As I waked back home after work the other day, a term that I humorously used to describe my default facial expression came to me: Resting [word that starts with “B” and rhymes with “witch”] Face (RBF). Some also fondly call it, “murder face”. It’s when your resting facial expression (in which you’re just not moving any of your facial muscles) makes you look like you’re mad at everyone, or ready to kick someone in the face.
I would like to think that my resting [murder] face has served me well during the daily commute. I often have a sea of people split open for me when I’m walking counter-flow to a crowd (that, or I just walk relatively fast, and people might think I’ll barrel into them if they didn’t get out of the way), and I have had people not enter the MRT when I was the first person they saw when the doors slid open (granted, the train was super packed, so I guess that is a major factor.)
A regrettable reality, however, is that I have had people back in high school and college hesitate to approach me because I looked mataray (a combination of mean and snobbish), which resulted in significant delays of forming friendships. It also does not help that in common Filipino culture, being able to communicate your ideas in different languages make you… other.
It didn’t help that my current manager, in an informal/off-work exchange, remarked that I have a “strong aura” combined with my “strong features”. For the former, I can’t really speak for it, but for the latter, it’s probably because I have practiced getting my brows on fleek.
But I wanted to somehow reclaim “RBF” for myself. As I walked, I was listening to Alive on repeat — the first Christian song I enjoyed and memorized. I mulled over its lyrics:
I was lost with a broken heart
You picked me up, now I’m set apart
From the ash I am born again
Forever safe in the Saviour’s hands
Then Galatians 2:20 (NKJV) came to me —
I have been crucified with Christ; it is no longer I who live, but Christ lives in me; and the life which I now live in the flesh I live by faith in the Son of God, who loved me and gave Himself for me.
I know that the term RBF is said out of humor, but I really do not want to be defined by that. My resting face may be intimidating, but the label presupposes that I am a very unpleasant person to deal with. That is not right, and that is not true.
I therefore decided to replace the words that signified R.B.F., declaring them as truths to myself:

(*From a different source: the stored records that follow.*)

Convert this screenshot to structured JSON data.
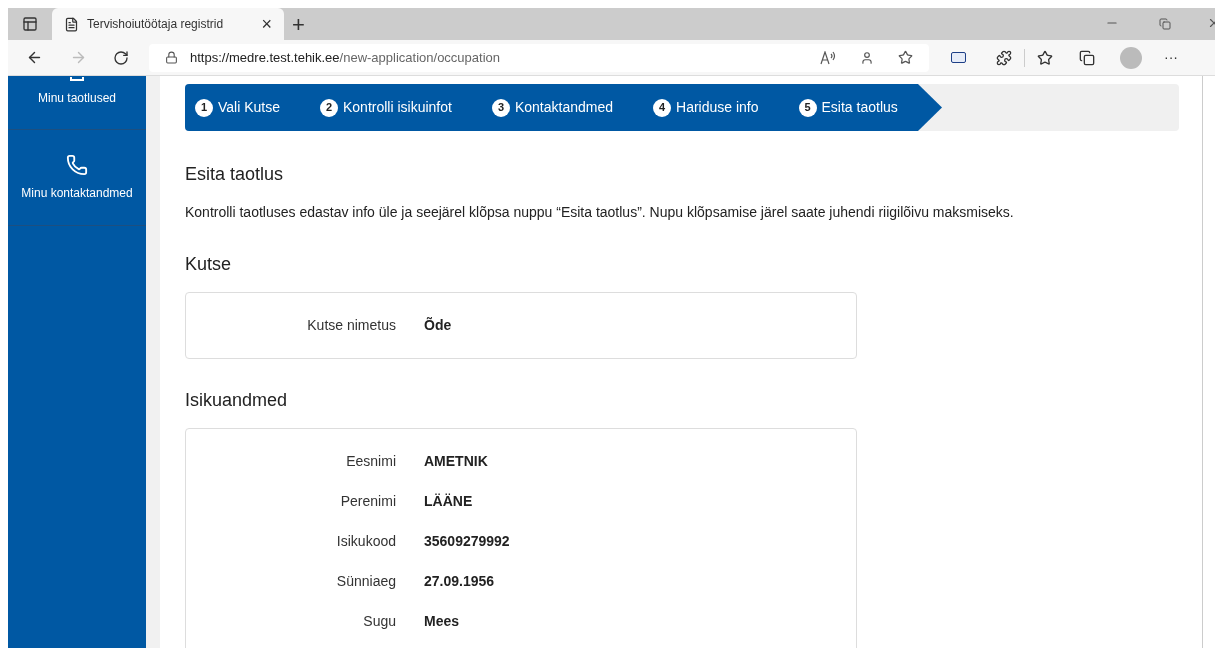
{
  "browser": {
    "tab_title": "Tervishoiutöötaja registrid",
    "tab_close": "×",
    "new_tab": "+",
    "url_host": "https://medre.test.tehik.ee",
    "url_path": "/new-application/occupation",
    "more": "···"
  },
  "sidebar": {
    "items": [
      {
        "label": "Minu taotlused",
        "kind": "cut"
      },
      {
        "label": "Minu kontaktandmed",
        "kind": "phone"
      }
    ]
  },
  "steps": [
    {
      "number": "1",
      "label": "Vali Kutse",
      "completed": true
    },
    {
      "number": "2",
      "label": "Kontrolli isikuinfot",
      "completed": true
    },
    {
      "number": "3",
      "label": "Kontaktandmed",
      "completed": true
    },
    {
      "number": "4",
      "label": "Hariduse info",
      "completed": true
    },
    {
      "number": "5",
      "label": "Esita taotlus",
      "completed": true
    }
  ],
  "title": "Esita taotlus",
  "intro": "Kontrolli taotluses edastav info üle ja seejärel klõpsa nuppu “Esita taotlus”. Nupu klõpsamise järel saate juhendi riigilõivu maksmiseks.",
  "sections": [
    {
      "heading": "Kutse",
      "fields": [
        {
          "label": "Kutse nimetus",
          "value": "Õde"
        }
      ]
    },
    {
      "heading": "Isikuandmed",
      "fields": [
        {
          "label": "Eesnimi",
          "value": "AMETNIK"
        },
        {
          "label": "Perenimi",
          "value": "LÄÄNE"
        },
        {
          "label": "Isikukood",
          "value": "35609279992"
        },
        {
          "label": "Sünniaeg",
          "value": "27.09.1956"
        },
        {
          "label": "Sugu",
          "value": "Mees"
        }
      ]
    }
  ]
}
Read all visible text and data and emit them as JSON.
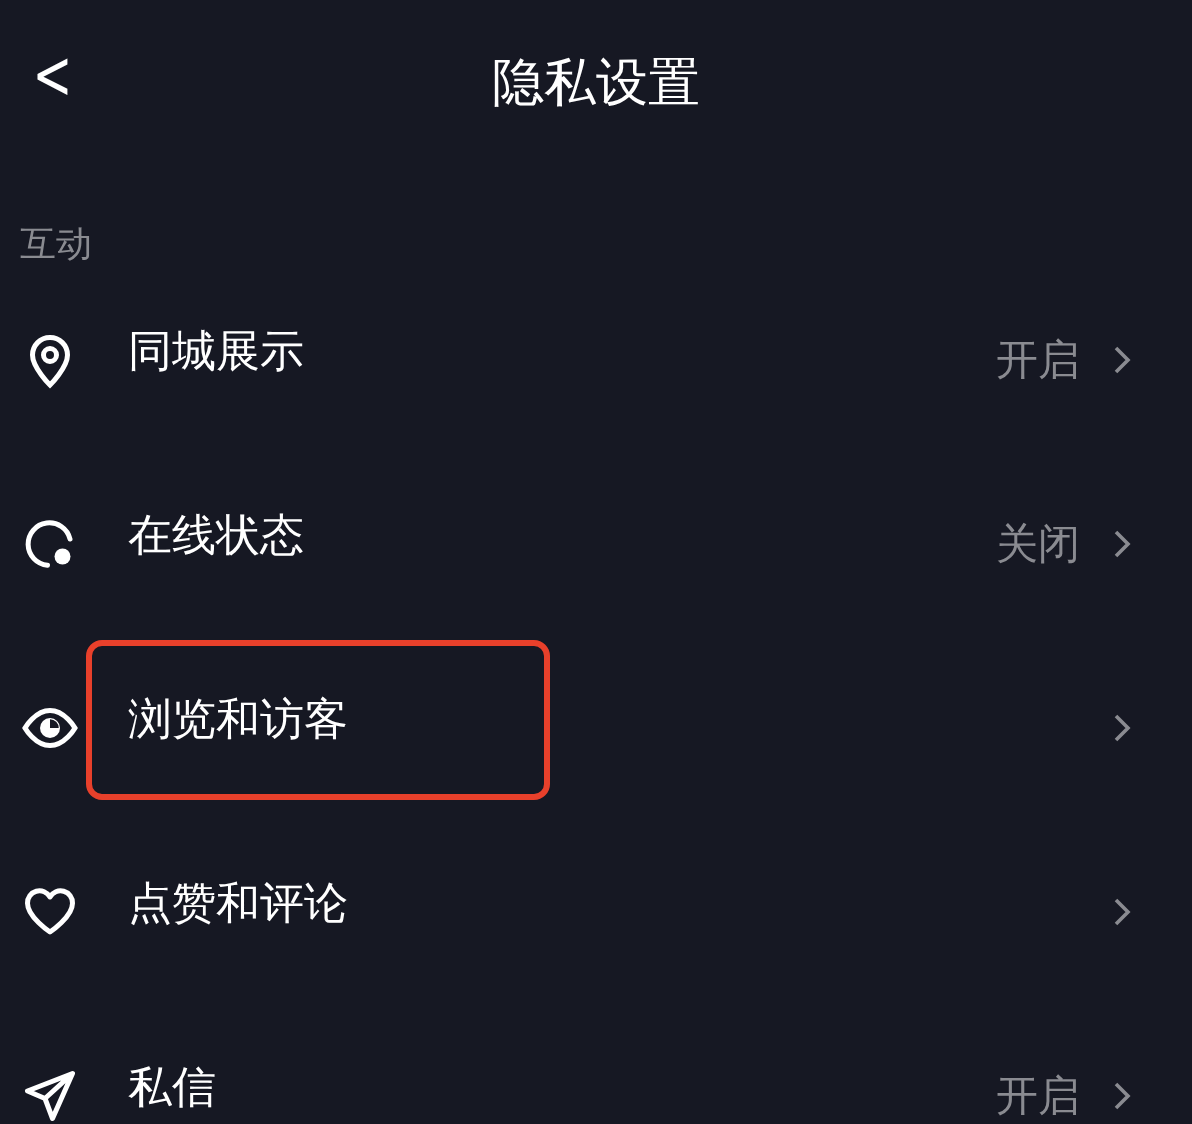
{
  "header": {
    "back": "<",
    "title": "隐私设置"
  },
  "section": {
    "label": "互动"
  },
  "items": [
    {
      "label": "同城展示",
      "value": "开启",
      "highlighted": false
    },
    {
      "label": "在线状态",
      "value": "关闭",
      "highlighted": false
    },
    {
      "label": "浏览和访客",
      "highlighted": true
    },
    {
      "label": "点赞和评论",
      "highlighted": false
    },
    {
      "label": "私信",
      "value": "开启",
      "highlighted": false
    }
  ]
}
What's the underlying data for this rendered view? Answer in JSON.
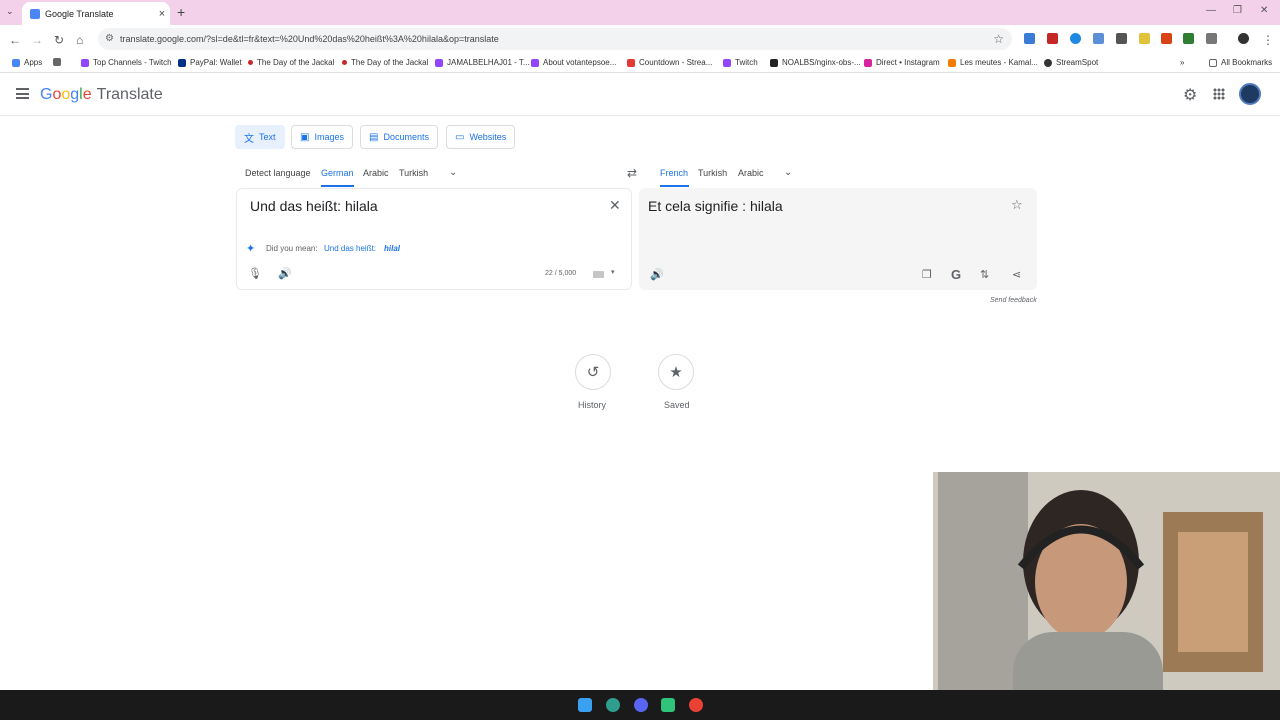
{
  "browser": {
    "tab_title": "Google Translate",
    "url": "translate.google.com/?sl=de&tl=fr&text=%20Und%20das%20heißt%3A%20hilala&op=translate",
    "bookmarks": [
      "Apps",
      "Top Channels - Twitch",
      "PayPal: Wallet",
      "The Day of the Jackal",
      "The Day of the Jackal",
      "JAMALBELHAJ01 - T...",
      "About votantepsoe...",
      "Countdown - Strea...",
      "Twitch",
      "NOALBS/nginx-obs-...",
      "Direct • Instagram",
      "Les meutes - Kamal...",
      "StreamSpot"
    ],
    "all_bookmarks": "All Bookmarks"
  },
  "header": {
    "logo_google": "Google",
    "logo_translate": "Translate"
  },
  "modes": [
    {
      "label": "Text",
      "icon": "translate-icon"
    },
    {
      "label": "Images",
      "icon": "image-icon"
    },
    {
      "label": "Documents",
      "icon": "document-icon"
    },
    {
      "label": "Websites",
      "icon": "website-icon"
    }
  ],
  "source_langs": [
    "Detect language",
    "German",
    "Arabic",
    "Turkish"
  ],
  "target_langs": [
    "French",
    "Turkish",
    "Arabic"
  ],
  "source": {
    "text": "Und das heißt: hilala",
    "did_you_mean_label": "Did you mean:",
    "did_you_mean_text": "Und das heißt:",
    "did_you_mean_em": "hilal",
    "char_count": "22 / 5,000"
  },
  "target": {
    "text": "Et cela signifie : hilala",
    "send_feedback": "Send feedback"
  },
  "bottom": {
    "history": "History",
    "saved": "Saved"
  },
  "colors": {
    "accent": "#1a73e8",
    "tabstrip": "#f3d1ea"
  }
}
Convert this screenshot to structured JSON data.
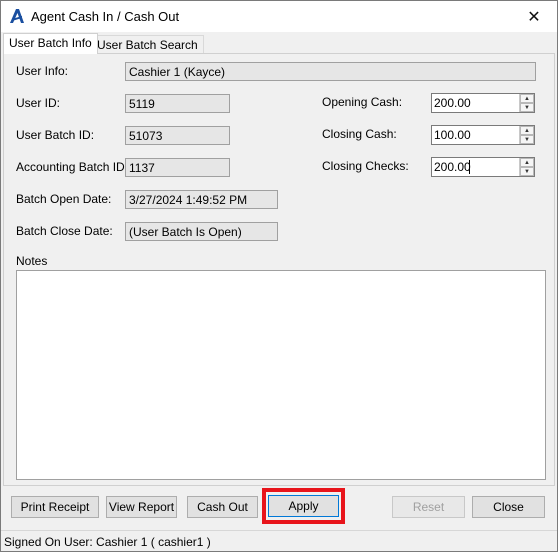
{
  "window": {
    "title": "Agent Cash In / Cash Out",
    "close_glyph": "✕",
    "icon": "agent-logo-icon"
  },
  "tabs": [
    {
      "label": "User Batch Info",
      "active": true
    },
    {
      "label": "User Batch Search",
      "active": false
    }
  ],
  "fields": {
    "user_info": {
      "label": "User Info:",
      "value": "Cashier 1 (Kayce)"
    },
    "user_id": {
      "label": "User ID:",
      "value": "5119"
    },
    "user_batch_id": {
      "label": "User Batch ID:",
      "value": "51073"
    },
    "accounting_batch_id": {
      "label": "Accounting Batch ID:",
      "value": "1137"
    },
    "batch_open_date": {
      "label": "Batch Open Date:",
      "value": "3/27/2024 1:49:52 PM"
    },
    "batch_close_date": {
      "label": "Batch Close Date:",
      "value": "(User Batch Is Open)"
    },
    "opening_cash": {
      "label": "Opening Cash:",
      "value": "200.00"
    },
    "closing_cash": {
      "label": "Closing Cash:",
      "value": "100.00"
    },
    "closing_checks": {
      "label": "Closing Checks:",
      "value": "200.00"
    },
    "notes": {
      "label": "Notes",
      "value": ""
    }
  },
  "buttons": {
    "print_receipt": "Print Receipt",
    "view_report": "View Report",
    "cash_out": "Cash Out",
    "apply": "Apply",
    "reset": "Reset",
    "close": "Close"
  },
  "status": {
    "text": "Signed On User: Cashier 1 ( cashier1 )"
  },
  "colors": {
    "highlight": "#e8141b",
    "logo": "#1a4fa0"
  }
}
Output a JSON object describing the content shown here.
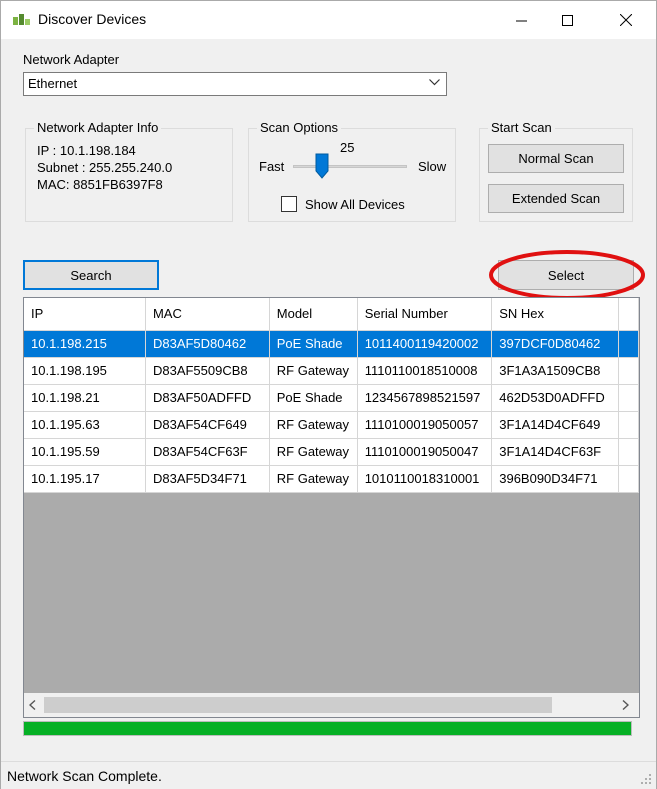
{
  "window": {
    "title": "Discover Devices"
  },
  "adapter": {
    "label": "Network Adapter",
    "selected": "Ethernet"
  },
  "adapter_info": {
    "legend": "Network Adapter Info",
    "ip": "IP : 10.1.198.184",
    "subnet": "Subnet : 255.255.240.0",
    "mac": "MAC: 8851FB6397F8"
  },
  "scan_options": {
    "legend": "Scan Options",
    "value": "25",
    "fast_label": "Fast",
    "slow_label": "Slow",
    "level_fraction": 0.25,
    "show_all_label": "Show All Devices",
    "show_all_checked": false
  },
  "start_scan": {
    "legend": "Start Scan",
    "normal_label": "Normal Scan",
    "extended_label": "Extended Scan"
  },
  "actions": {
    "search_label": "Search",
    "select_label": "Select"
  },
  "table": {
    "headers": [
      "IP",
      "MAC",
      "Model",
      "Serial Number",
      "SN Hex"
    ],
    "rows": [
      [
        "10.1.198.215",
        "D83AF5D80462",
        "PoE Shade",
        "1011400119420002",
        "397DCF0D80462"
      ],
      [
        "10.1.198.195",
        "D83AF5509CB8",
        "RF Gateway",
        "1110110018510008",
        "3F1A3A1509CB8"
      ],
      [
        "10.1.198.21",
        "D83AF50ADFFD",
        "PoE Shade",
        "1234567898521597",
        "462D53D0ADFFD"
      ],
      [
        "10.1.195.63",
        "D83AF54CF649",
        "RF Gateway",
        "1110100019050057",
        "3F1A14D4CF649"
      ],
      [
        "10.1.195.59",
        "D83AF54CF63F",
        "RF Gateway",
        "1110100019050047",
        "3F1A14D4CF63F"
      ],
      [
        "10.1.195.17",
        "D83AF5D34F71",
        "RF Gateway",
        "1010110018310001",
        "396B090D34F71"
      ]
    ],
    "selected_row": 0
  },
  "progress": {
    "fraction": 1.0
  },
  "status": {
    "text": "Network Scan Complete."
  },
  "colors": {
    "accent": "#0078d7",
    "progress": "#06b025",
    "highlight_ring": "#e01010"
  }
}
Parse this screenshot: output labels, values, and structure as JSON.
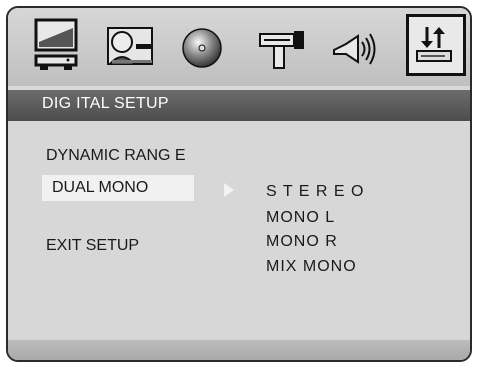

But “free” is already part of being redeemed, so I took a few more days of walking, singing, and going through devotionals that I settled on this phrase:
I do not have a R.B.F., but I am a R.B.F.: a Redeemed and Beautiful Fighter.
I know that God is my shelter, but He is also my fortress — and being in a fortress implies that there is a fight going on out there. With Him by my side, I am ready to face this new year in my life and many more, and all of the challenges they may bring.
Happy 33 to me :D!